Google’s Jelly Bean Voice-Recognition vs. Apple’s Siri
Apple and Samsung are mobile’s largest and most prominent companies. They both dominate the landscape heavily. Apple Inc., previously helmed by the innovator and businessman Steve Jobs, was the force behind highly iconic gadgets such as the iPod mp3 player, the iPhone, iPad and MacBook notebook computers. The South Korean Samsung Electronics, on the other hand, became a fierce contender in the smartphone market with the release of its Android-powered Galaxy series, while coming out with a tablet computer of their own in 2010 called the Samsung Galaxy Tab.

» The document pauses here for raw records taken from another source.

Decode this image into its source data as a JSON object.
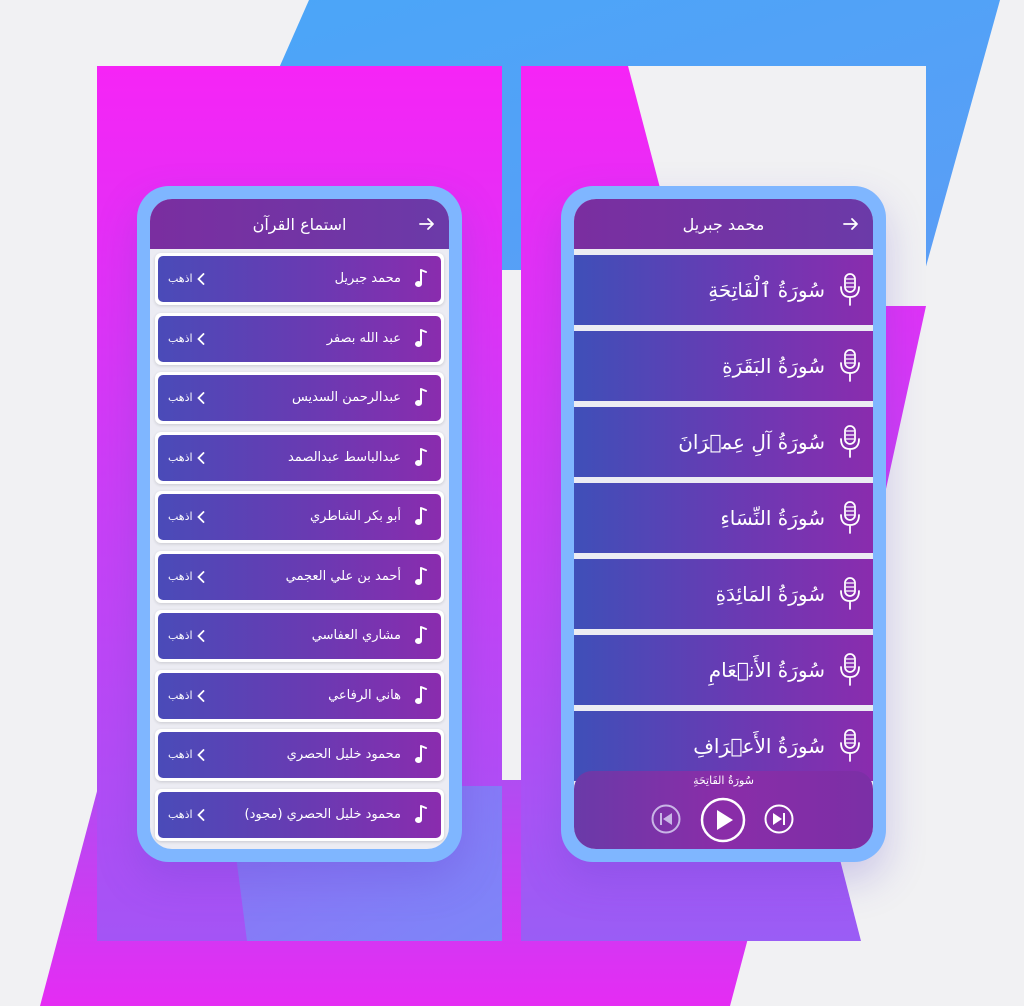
{
  "left_screen": {
    "title": "استماع القرآن",
    "go_label": "اذهب",
    "reciters": [
      {
        "name": "محمد جبريل"
      },
      {
        "name": "عبد الله بصفر"
      },
      {
        "name": "عبدالرحمن السديس"
      },
      {
        "name": "عبدالباسط عبدالصمد"
      },
      {
        "name": "أبو بكر الشاطري"
      },
      {
        "name": "أحمد بن علي العجمي"
      },
      {
        "name": "مشاري العفاسي"
      },
      {
        "name": "هاني الرفاعي"
      },
      {
        "name": "محمود خليل الحصري"
      },
      {
        "name": "محمود خليل الحصري (مجود)"
      }
    ]
  },
  "right_screen": {
    "title": "محمد جبريل",
    "surahs": [
      {
        "name": "سُورَةُ ٱلْفَاتِحَةِ"
      },
      {
        "name": "سُورَةُ البَقَرَةِ"
      },
      {
        "name": "سُورَةُ آلِ عِمۡرَانَ"
      },
      {
        "name": "سُورَةُ النِّسَاءِ"
      },
      {
        "name": "سُورَةُ المَائِدَةِ"
      },
      {
        "name": "سُورَةُ الأَنۡعَامِ"
      },
      {
        "name": "سُورَةُ الأَعۡرَافِ"
      }
    ],
    "player": {
      "now_playing": "سُورَةُ الفَاتِحَةِ"
    }
  },
  "colors": {
    "magenta": "#f81ff0",
    "blue": "#4fa9f7",
    "purple_dark": "#7a2ea0",
    "phone_frame": "#7fb6ff"
  }
}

These two used to have a peaceful symbiotic relationship. Samsung was Apple’s number one supplier of memory chips and other electrical components that were used to manufacture some of the Apple company’s flagship gadgets such as iPhones and iPads. But now, the relationship has soured and these two tech behemoths are now battling an all out war against each other in various courts all over the world. The two companies have been at each others throats since April 2011, when Apple claimed that Samsung blatantly copied the iPhone’s and iPad’s design and incorporated these into their Samsung Galaxy Tab and Galaxy handset series. Samsung hit back with a lawsuit of their own, which they filed in three separate countries, claiming that Apple have committed patent infringement when it came out with features (example: the ability to tether a phone to other mobile devices) that are similar to those found in the Galaxy Tab and smartphone lines. Both sides have suffered wins and losses over the course of time. The Galaxy Tab was banned in Germany, while a US court have denied Apple’s motion to stop the sale of Samsung products in the United States. Recently, Apple has successfully requested an injunction against the release of Samsung’s Galaxy Nexus smartphone in the US.

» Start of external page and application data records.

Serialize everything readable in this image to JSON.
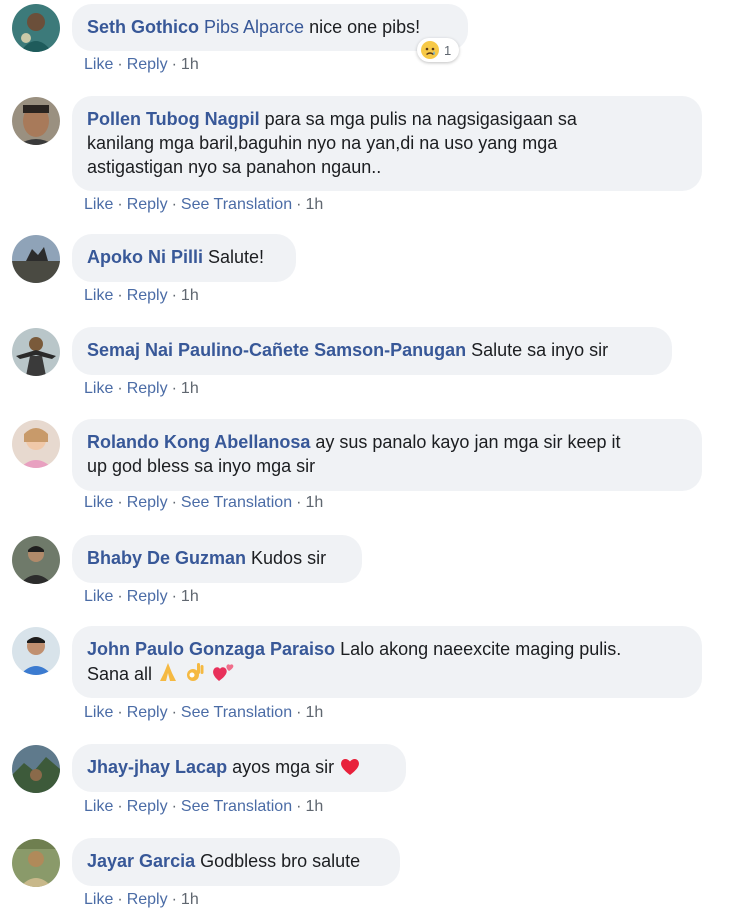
{
  "actions": {
    "like": "Like",
    "reply": "Reply",
    "see_translation": "See Translation",
    "sep": "·"
  },
  "colors": {
    "author": "#385898",
    "bubble": "#f0f2f5",
    "meta": "#606770"
  },
  "comments": [
    {
      "author": "Seth Gothico",
      "mention": "Pibs Alparce",
      "text": "nice one pibs!",
      "time": "1h",
      "reaction": {
        "icon": "sad-face-icon",
        "count": "1"
      }
    },
    {
      "author": "Pollen Tubog Nagpil",
      "line1": "para sa mga pulis na nagsigasigaan sa",
      "line2": "kanilang mga baril,baguhin nyo na yan,di na uso yang mga",
      "line3": "astigastigan nyo sa panahon ngaun..",
      "time": "1h"
    },
    {
      "author": "Apoko Ni Pilli",
      "text": "Salute!",
      "time": "1h"
    },
    {
      "author": "Semaj Nai Paulino-Cañete Samson-Panugan",
      "text": "Salute sa inyo sir",
      "time": "1h"
    },
    {
      "author": "Rolando Kong Abellanosa",
      "line1": "ay sus panalo kayo jan mga sir keep it",
      "line2": "up god bless sa inyo mga sir",
      "time": "1h"
    },
    {
      "author": "Bhaby De Guzman",
      "text": "Kudos sir",
      "time": "1h"
    },
    {
      "author": "John Paulo Gonzaga Paraiso",
      "line1": "Lalo akong naeexcite maging pulis.",
      "line2": "Sana all",
      "emojis": [
        "folded-hands-icon",
        "ok-hand-icon",
        "two-hearts-icon"
      ],
      "time": "1h"
    },
    {
      "author": "Jhay-jhay Lacap",
      "text": "ayos mga sir",
      "emojis": [
        "red-heart-icon"
      ],
      "time": "1h"
    },
    {
      "author": "Jayar Garcia",
      "text": "Godbless bro salute",
      "time": "1h"
    }
  ]
}
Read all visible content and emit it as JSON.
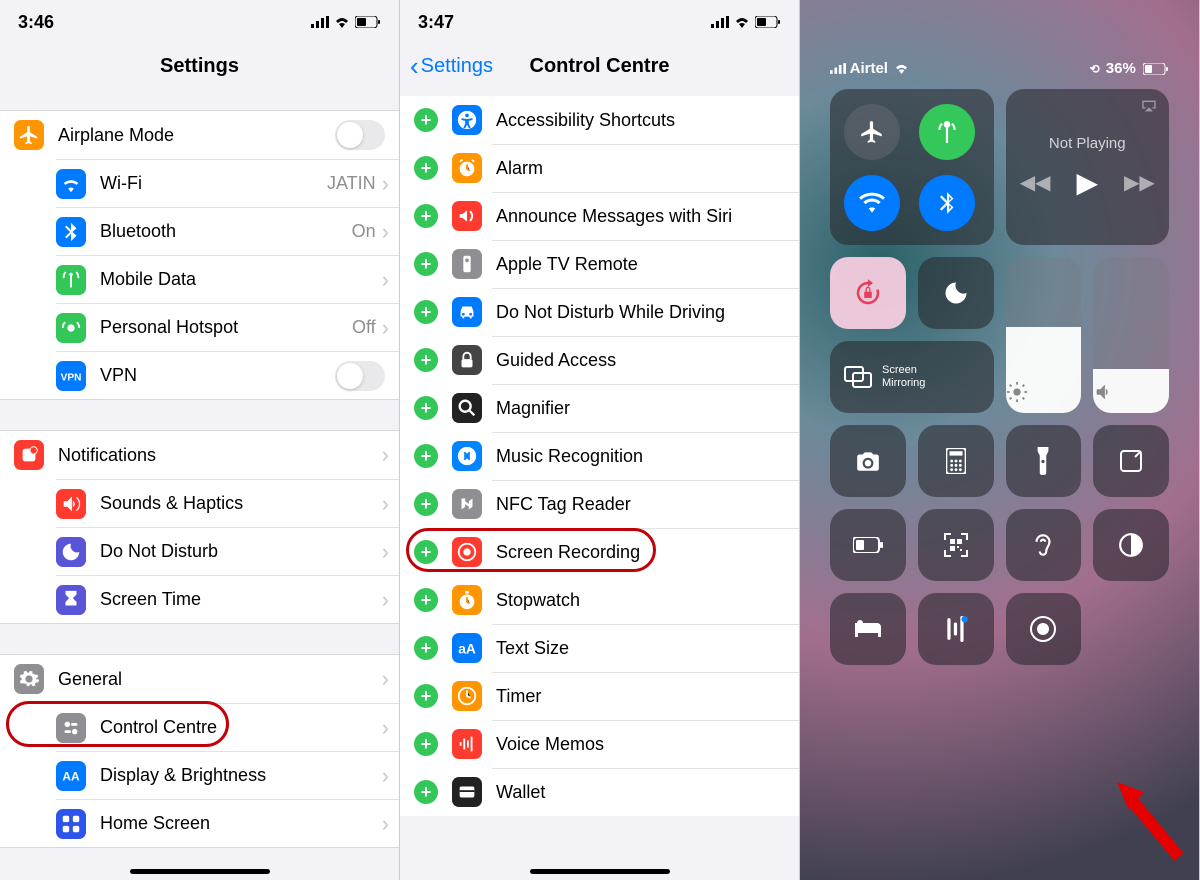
{
  "panel1": {
    "time": "3:46",
    "title": "Settings",
    "sections": [
      [
        {
          "icon": "airplane",
          "color": "#ff9501",
          "label": "Airplane Mode",
          "accessory": "toggle"
        },
        {
          "icon": "wifi",
          "color": "#007AFF",
          "label": "Wi-Fi",
          "value": "JATIN",
          "accessory": "disclosure"
        },
        {
          "icon": "bluetooth",
          "color": "#007AFF",
          "label": "Bluetooth",
          "value": "On",
          "accessory": "disclosure"
        },
        {
          "icon": "antenna",
          "color": "#33c759",
          "label": "Mobile Data",
          "accessory": "disclosure"
        },
        {
          "icon": "hotspot",
          "color": "#33c759",
          "label": "Personal Hotspot",
          "value": "Off",
          "accessory": "disclosure"
        },
        {
          "icon": "vpn",
          "color": "#007AFF",
          "label": "VPN",
          "accessory": "toggle"
        }
      ],
      [
        {
          "icon": "notifications",
          "color": "#ff3b30",
          "label": "Notifications",
          "accessory": "disclosure"
        },
        {
          "icon": "sounds",
          "color": "#ff3b30",
          "label": "Sounds & Haptics",
          "accessory": "disclosure"
        },
        {
          "icon": "moon",
          "color": "#5856d6",
          "label": "Do Not Disturb",
          "accessory": "disclosure"
        },
        {
          "icon": "hourglass",
          "color": "#5856d6",
          "label": "Screen Time",
          "accessory": "disclosure"
        }
      ],
      [
        {
          "icon": "gear",
          "color": "#8e8e93",
          "label": "General",
          "accessory": "disclosure"
        },
        {
          "icon": "switches",
          "color": "#8e8e93",
          "label": "Control Centre",
          "accessory": "disclosure",
          "circled": true
        },
        {
          "icon": "aa",
          "color": "#007AFF",
          "label": "Display & Brightness",
          "accessory": "disclosure"
        },
        {
          "icon": "grid",
          "color": "#2f54eb",
          "label": "Home Screen",
          "accessory": "disclosure"
        }
      ]
    ]
  },
  "panel2": {
    "time": "3:47",
    "back": "Settings",
    "title": "Control Centre",
    "items": [
      {
        "icon": "accessibility",
        "color": "#007AFF",
        "label": "Accessibility Shortcuts"
      },
      {
        "icon": "alarm",
        "color": "#ff9500",
        "label": "Alarm"
      },
      {
        "icon": "announce",
        "color": "#ff3b30",
        "label": "Announce Messages with Siri"
      },
      {
        "icon": "remote",
        "color": "#8e8e93",
        "label": "Apple TV Remote"
      },
      {
        "icon": "car",
        "color": "#007AFF",
        "label": "Do Not Disturb While Driving"
      },
      {
        "icon": "lock",
        "color": "#444",
        "label": "Guided Access"
      },
      {
        "icon": "magnifier",
        "color": "#222",
        "label": "Magnifier"
      },
      {
        "icon": "shazam",
        "color": "#0084ff",
        "label": "Music Recognition"
      },
      {
        "icon": "nfc",
        "color": "#8e8e93",
        "label": "NFC Tag Reader"
      },
      {
        "icon": "record",
        "color": "#ff3b30",
        "label": "Screen Recording",
        "circled": true
      },
      {
        "icon": "stopwatch",
        "color": "#ff9500",
        "label": "Stopwatch"
      },
      {
        "icon": "textsize",
        "color": "#007AFF",
        "label": "Text Size"
      },
      {
        "icon": "timer",
        "color": "#ff9500",
        "label": "Timer"
      },
      {
        "icon": "voicememo",
        "color": "#ff3b30",
        "label": "Voice Memos"
      },
      {
        "icon": "wallet",
        "color": "#222",
        "label": "Wallet"
      }
    ]
  },
  "panel3": {
    "carrier": "Airtel",
    "battery": "36%",
    "media_label": "Not Playing",
    "mirror_label": "Screen Mirroring",
    "brightness_pct": 55,
    "volume_pct": 28,
    "connectivity": [
      {
        "name": "airplane",
        "active": false,
        "color": "dark"
      },
      {
        "name": "cellular",
        "active": true,
        "color": "green"
      },
      {
        "name": "wifi",
        "active": true,
        "color": "blue"
      },
      {
        "name": "bluetooth",
        "active": true,
        "color": "blue"
      }
    ],
    "tiles": [
      {
        "name": "orientation-lock",
        "icon": "lock-rotate",
        "style": "lock"
      },
      {
        "name": "do-not-disturb",
        "icon": "moon"
      },
      {
        "name": "screen-mirroring",
        "icon": "mirror",
        "span": "2x1",
        "label": "Screen Mirroring"
      },
      {
        "name": "camera",
        "icon": "camera"
      },
      {
        "name": "calculator",
        "icon": "calculator"
      },
      {
        "name": "flashlight",
        "icon": "flashlight"
      },
      {
        "name": "notes",
        "icon": "notes"
      },
      {
        "name": "low-power",
        "icon": "battery"
      },
      {
        "name": "qr-scanner",
        "icon": "qr"
      },
      {
        "name": "hearing",
        "icon": "ear"
      },
      {
        "name": "dark-mode",
        "icon": "darkmode"
      },
      {
        "name": "sleep",
        "icon": "bed"
      },
      {
        "name": "shazam",
        "icon": "shazam-cc"
      },
      {
        "name": "screen-recording",
        "icon": "record-cc"
      }
    ]
  }
}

These are not the end of Apple’s troubles. In 2011, they unveiled the iPhone 4S with a natural language-controlled personal assistant called the Siri, implemented into the iOS (Apple’s mobile OS). It was a very novel method of controlling a smartphone, and pundits have heaped praises on it. But the Siri now faces stiff competition with the release of the Android 4.1 Jelly Bean (an update to Google’s mobile OS which are featured prominently in Samsung’s line of smartphones). It has a voice recognition app that is totally reminiscent of the Siri. According to initial reviews, its performance is at par with the Siri’s too. Ouch.
With the influx of viable competitors such as Samsung and Google’s Android, only time will tell if Apple can maintain dominance in the mobile world. On a personal note, I wonder if the iPhone is really as cool as it once was?